THE harder you work, the luckier you get. That’s my motto.
If you think you’re famous, you’re probably not. Fame is fickle! Plus it doesn’t really exist in Ireland in its true form. There’s probably about five famous people in the country if we’re really honest. You know, like bodyguard famous.
The best thing about doing live TV is the instant gratification. If you have a good day at work, you see the results at 6pm. Plus my folks get to see what I got up to that day, and not many people can say that.
My trickiest on-air moment so far was asking Nicolas Cage about his Catholic upbringing. He cut me off right away and I thought he’d ended our filming. He allowed us to carry on, though. Me, I went purple and sweated my way through the rest of the interview.
You don’t need a lot of time to decompress after talking about Cheryl Cole’s hair for the afternoon. Our work is fast-paced, but it’s lighthearted. I’m very good at switching off. Probably too good. Once I hang up the mic and take off the heels, I’m ready to plan my night.
If I could change one thing in our society — I’d bring in a three-day weekend.
The most important trait for a TV presenter is warmth. You mightn’t notice it when it’s there, but when it’s not, you know all about it.
My earliest memory is the taste of drinking tea out of my bottle. We started on the Lyons very young in our household.

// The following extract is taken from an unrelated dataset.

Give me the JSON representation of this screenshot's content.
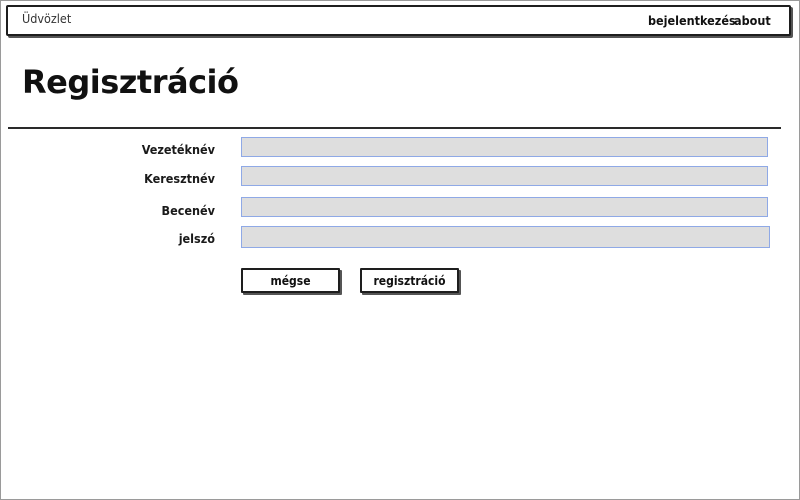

I believe in God. I’m not so good at going to Mass these days but I do try and say a prayer at night. Usually a quick “thank you”.
My first paid job was working as a receptionist in my Dad’s traditional barbershop, Knights of the Green. Growing up I wanted to be a coffee shop owner, run a clothes shop or have a corner shop.
I tear up very easily. The last time I cried was yesterday. At something on the TV.
Best day at work was meeting the cast of Sex and the City. They were even better in real life than I’d imagined.
I enjoy being a public figure but even that sentence makes me cringe. It’s great that the job allows you access to people and places that you read about in magazines, but it’s a bit surreal if someone recognises me. Especially for my family.
If you’re considering a career in presenting you should learn as much as possible about what goes on behind the camera first. That will make you a better broadcaster. My three years as a researcher on Ireland AM was basically like college for me.
I’m health conscious but only in theory. And only really on Mondays. I eat well at the start of a week, but then the carbs and fried food find me as the weekend nears.
If I won the lotto I’d pay off my mortgage, buy a house in Dalkey, bribe my producer to give me three months off, then go on a mammoth holiday, starting in South Africa, and ending in Las Vegas.
The best beauty secrets are the simple ones. Drink lots of water and sleep as much as you can.
Kate Middleton gets my vote for world’s most stylish. I just covered the royal wedding. She’s rocking it at the moment, and she’s only going to get better.
The best advice I’ve been given is to keep smiling. No matter how badly something is going, if you look like you’re having the time of your life, people think you’re just about getting away with it.
I don’t think the Irish appetite for celebrity will dwindle due to the recession. We need the escapism offered by celebrity stories.
I’d love to be as funny as Ellen De Generes. And I wish I could incorporate a daily dance routine like hers into my time on Xposé.
Karen Koster is the main anchor for the primetime entertainment news show, Xposé, broadcast on TV3, every weekday evening.